* **Task objective**
Return all the lines below, exactly as they read.

↓

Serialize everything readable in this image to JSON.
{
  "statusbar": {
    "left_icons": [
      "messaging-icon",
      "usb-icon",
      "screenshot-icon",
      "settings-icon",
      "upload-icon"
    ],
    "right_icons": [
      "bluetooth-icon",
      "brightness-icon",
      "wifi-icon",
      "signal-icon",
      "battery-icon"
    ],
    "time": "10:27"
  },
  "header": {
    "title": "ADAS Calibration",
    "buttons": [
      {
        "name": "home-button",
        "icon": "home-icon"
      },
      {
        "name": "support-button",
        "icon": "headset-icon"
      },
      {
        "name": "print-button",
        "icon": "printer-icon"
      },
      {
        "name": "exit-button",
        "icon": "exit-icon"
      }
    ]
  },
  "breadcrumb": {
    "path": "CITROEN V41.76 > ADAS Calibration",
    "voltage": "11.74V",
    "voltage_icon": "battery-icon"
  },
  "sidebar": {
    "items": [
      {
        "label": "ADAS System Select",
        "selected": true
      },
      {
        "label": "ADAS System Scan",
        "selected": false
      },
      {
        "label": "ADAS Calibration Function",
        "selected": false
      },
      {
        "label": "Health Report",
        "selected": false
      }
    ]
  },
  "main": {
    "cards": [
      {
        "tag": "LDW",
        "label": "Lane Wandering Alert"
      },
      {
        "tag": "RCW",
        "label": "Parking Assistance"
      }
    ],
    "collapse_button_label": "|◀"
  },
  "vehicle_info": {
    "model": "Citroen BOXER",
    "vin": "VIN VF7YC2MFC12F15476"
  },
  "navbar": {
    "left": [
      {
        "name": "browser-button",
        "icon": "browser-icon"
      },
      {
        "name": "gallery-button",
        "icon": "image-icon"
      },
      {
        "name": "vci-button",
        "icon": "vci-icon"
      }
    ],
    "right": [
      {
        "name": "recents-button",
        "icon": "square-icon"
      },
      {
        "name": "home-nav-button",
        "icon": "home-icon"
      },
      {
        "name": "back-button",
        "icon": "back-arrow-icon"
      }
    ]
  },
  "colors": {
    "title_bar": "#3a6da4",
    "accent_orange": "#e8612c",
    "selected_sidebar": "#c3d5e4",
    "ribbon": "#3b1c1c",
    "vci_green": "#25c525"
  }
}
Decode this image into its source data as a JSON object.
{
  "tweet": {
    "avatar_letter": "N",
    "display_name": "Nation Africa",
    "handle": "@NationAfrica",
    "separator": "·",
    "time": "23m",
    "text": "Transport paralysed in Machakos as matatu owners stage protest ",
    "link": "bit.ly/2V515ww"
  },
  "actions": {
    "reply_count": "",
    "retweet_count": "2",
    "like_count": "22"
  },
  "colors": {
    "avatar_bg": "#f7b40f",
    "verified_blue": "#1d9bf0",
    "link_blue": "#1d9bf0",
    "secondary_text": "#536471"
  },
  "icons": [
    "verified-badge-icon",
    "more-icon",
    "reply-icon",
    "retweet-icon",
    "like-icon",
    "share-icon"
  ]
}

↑

* **Result of this exercise**
Serialize everything readable in this image to JSON.
{
  "statusbar": {
    "left_icons": [
      "messaging-icon",
      "usb-icon",
      "screenshot-icon",
      "settings-icon",
      "upload-icon"
    ],
    "right_icons": [
      "bluetooth-icon",
      "brightness-icon",
      "wifi-icon",
      "signal-icon",
      "battery-icon"
    ],
    "time": "10:27"
  },
  "header": {
    "title": "ADAS Calibration",
    "buttons": [
      {
        "name": "home-button",
        "icon": "home-icon"
      },
      {
        "name": "support-button",
        "icon": "headset-icon"
      },
      {
        "name": "print-button",
        "icon": "printer-icon"
      },
      {
        "name": "exit-button",
        "icon": "exit-icon"
      }
    ]
  },
  "breadcrumb": {
    "path": "CITROEN V41.76 > ADAS Calibration",
    "voltage": "11.74V",
    "voltage_icon": "battery-icon"
  },
  "sidebar": {
    "items": [
      {
        "label": "ADAS System Select",
        "selected": true
      },
      {
        "label": "ADAS System Scan",
        "selected": false
      },
      {
        "label": "ADAS Calibration Function",
        "selected": false
      },
      {
        "label": "Health Report",
        "selected": false
      }
    ]
  },
  "main": {
    "cards": [
      {
        "tag": "LDW",
        "label": "Lane Wandering Alert"
      },
      {
        "tag": "RCW",
        "label": "Parking Assistance"
      }
    ],
    "collapse_button_label": "|◀"
  },
  "vehicle_info": {
    "model": "Citroen BOXER",
    "vin": "VIN VF7YC2MFC12F15476"
  },
  "navbar": {
    "left": [
      {
        "name": "browser-button",
        "icon": "browser-icon"
      },
      {
        "name": "gallery-button",
        "icon": "image-icon"
      },
      {
        "name": "vci-button",
        "icon": "vci-icon"
      }
    ],
    "right": [
      {
        "name": "recents-button",
        "icon": "square-icon"
      },
      {
        "name": "home-nav-button",
        "icon": "home-icon"
      },
      {
        "name": "back-button",
        "icon": "back-arrow-icon"
      }
    ]
  },
  "colors": {
    "title_bar": "#3a6da4",
    "accent_orange": "#e8612c",
    "selected_sidebar": "#c3d5e4",
    "ribbon": "#3b1c1c",
    "vci_green": "#25c525"
  }
}
Decode this image into its source data as a JSON object.
{
  "tweet": {
    "avatar_letter": "N",
    "display_name": "Nation Africa",
    "handle": "@NationAfrica",
    "separator": "·",
    "time": "23m",
    "text": "Transport paralysed in Machakos as matatu owners stage protest ",
    "link": "bit.ly/2V515ww"
  },
  "actions": {
    "reply_count": "",
    "retweet_count": "2",
    "like_count": "22"
  },
  "colors": {
    "avatar_bg": "#f7b40f",
    "verified_blue": "#1d9bf0",
    "link_blue": "#1d9bf0",
    "secondary_text": "#536471"
  },
  "icons": [
    "verified-badge-icon",
    "more-icon",
    "reply-icon",
    "retweet-icon",
    "like-icon",
    "share-icon"
  ]
}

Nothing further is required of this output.